On Wednesday, October 27, Allen Grubman ’67, a man who counts Madonna, Lebron James, and Robert DeNiro as clients, delivered the Media & Society lecture. Peppering his talk with a little Yiddish and a lot of humor, Grubman led the sold-out crowd of alumni, faculty, and students through the intriguing arc of his remarkable career.
Grubman was born in Crown Heights to a working class family. His first experience with the entertainment industry was as a child singer on the Sunday afternoon Horn and Hardart Children’s Hour. He appeared on the show for three years, from age 11 to 13, but when his voice began to change, he explained, his days in show business came to an end. But his passion for a business where the talent was pampered and treated like royalty, remained. “I remember when I was on the show, they took us to great restaurants,” he told the audience. “I was taken to rehearsal in a limousine. I knew then that I wanted to be an entertainment lawyer.”
But Grubman admitted that his rise to entertainment guru did not happen without its own dose of drama. He was almost derailed by, as he put it, “abominable grades,” in Law School and made it through by the skin of his teeth thanks to the generosity of Professor Joe Crea, who passed him. Grubman, who had interned as a page at CBS during Law School, knocked on doors all over town when he graduated, begging for work. Remarkably, an attorney by the name of Walter Hofer hired him. Hofer happened to represent a band called the Beatles. Grubman recalled their conversation: “I said, Listen, I don’t have a lot of money so I can’t afford a lot, but tell me what I have to pay you to let me work here.
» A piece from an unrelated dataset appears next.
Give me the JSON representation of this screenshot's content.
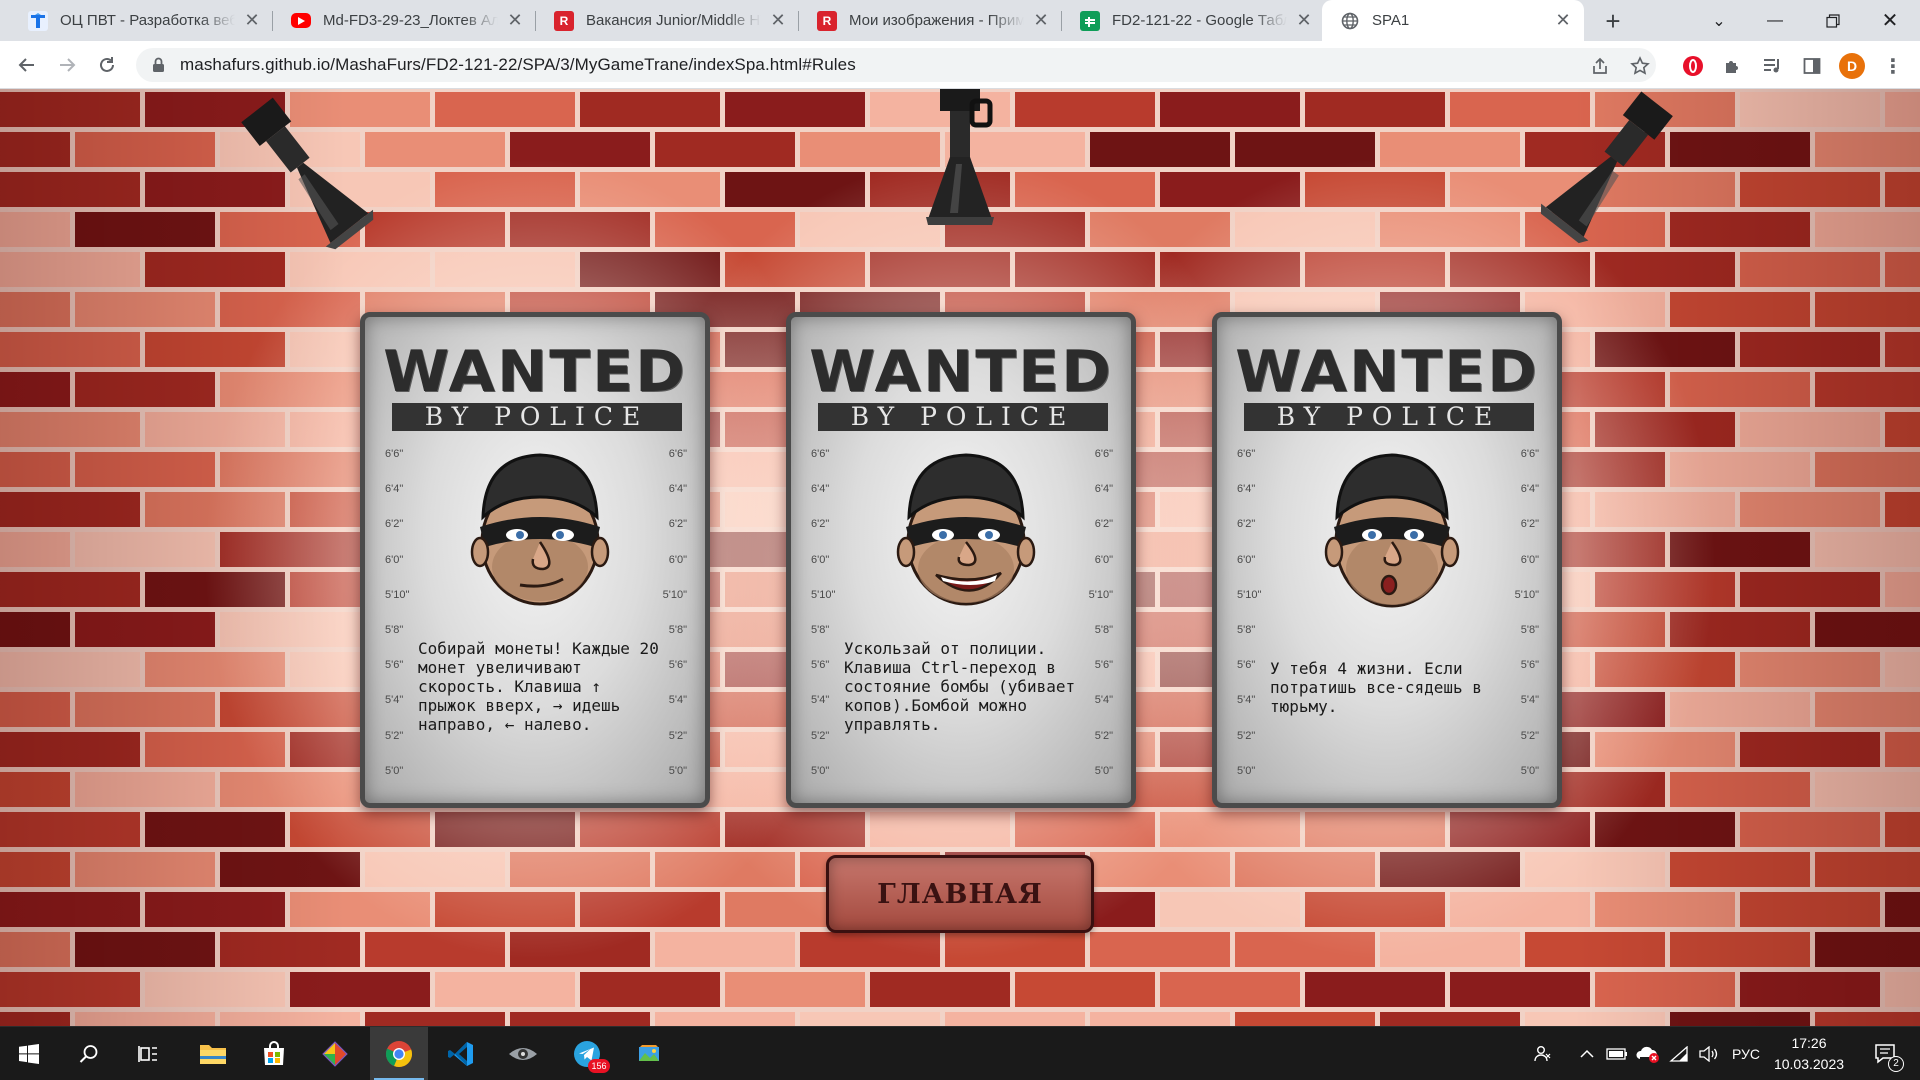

Instead, Hofer agreed to pay me $125 a week.” And a career was launched.
Grubman worked for Hofer for a few years before starting his own firm with fellow BLS graduates Paul Schinlder ’71 and Arthur Indursky in 1974, which later became known as Grubman Indursky & Shire. Today, the firm is one of the most elite entertainment shops in the nation. He has been called “the undisputed king of music entertainment law” by Forbes and “the head of the most powerful entertainment law firm in the country,” by Vanity Fair, which included him in an elite group of “must-see agents, lawyers, and studio heads for any deal worth doing.”
While much of his talk recounted personal stories of the music business (including a priceless tale about the Village People), Grubman also discussed the intricacies of entertainment law, the structure of a deal, and the different roles played by managers, agents, and music publishers in the industry.
After his talk, Grubman fielded a number of questions from students about the changes in the entertainment industry over the years. “In the year 2000 something terrible happened,” he said. “It’s called the Internet. People figured out how to get movies and music for free, and this is an issue that artists have had to adjust to. iTunes is killing artists. They used to sell an entire album for $15.98, now single songs go for 99 cents. The issue is one of compensation.”
Grubman ended his talk on an encouraging note. “I am living proof that you can achieve the biggest things in life even if you are a C student,” he said. “You have to believe in yourself, have tenacity, and go that extra step. And something else: you also have to have sachel. Sachel is a Yiddish word that means a combination of intellect, street smarts, and common sense. And the most important thing is you have to be lucky.”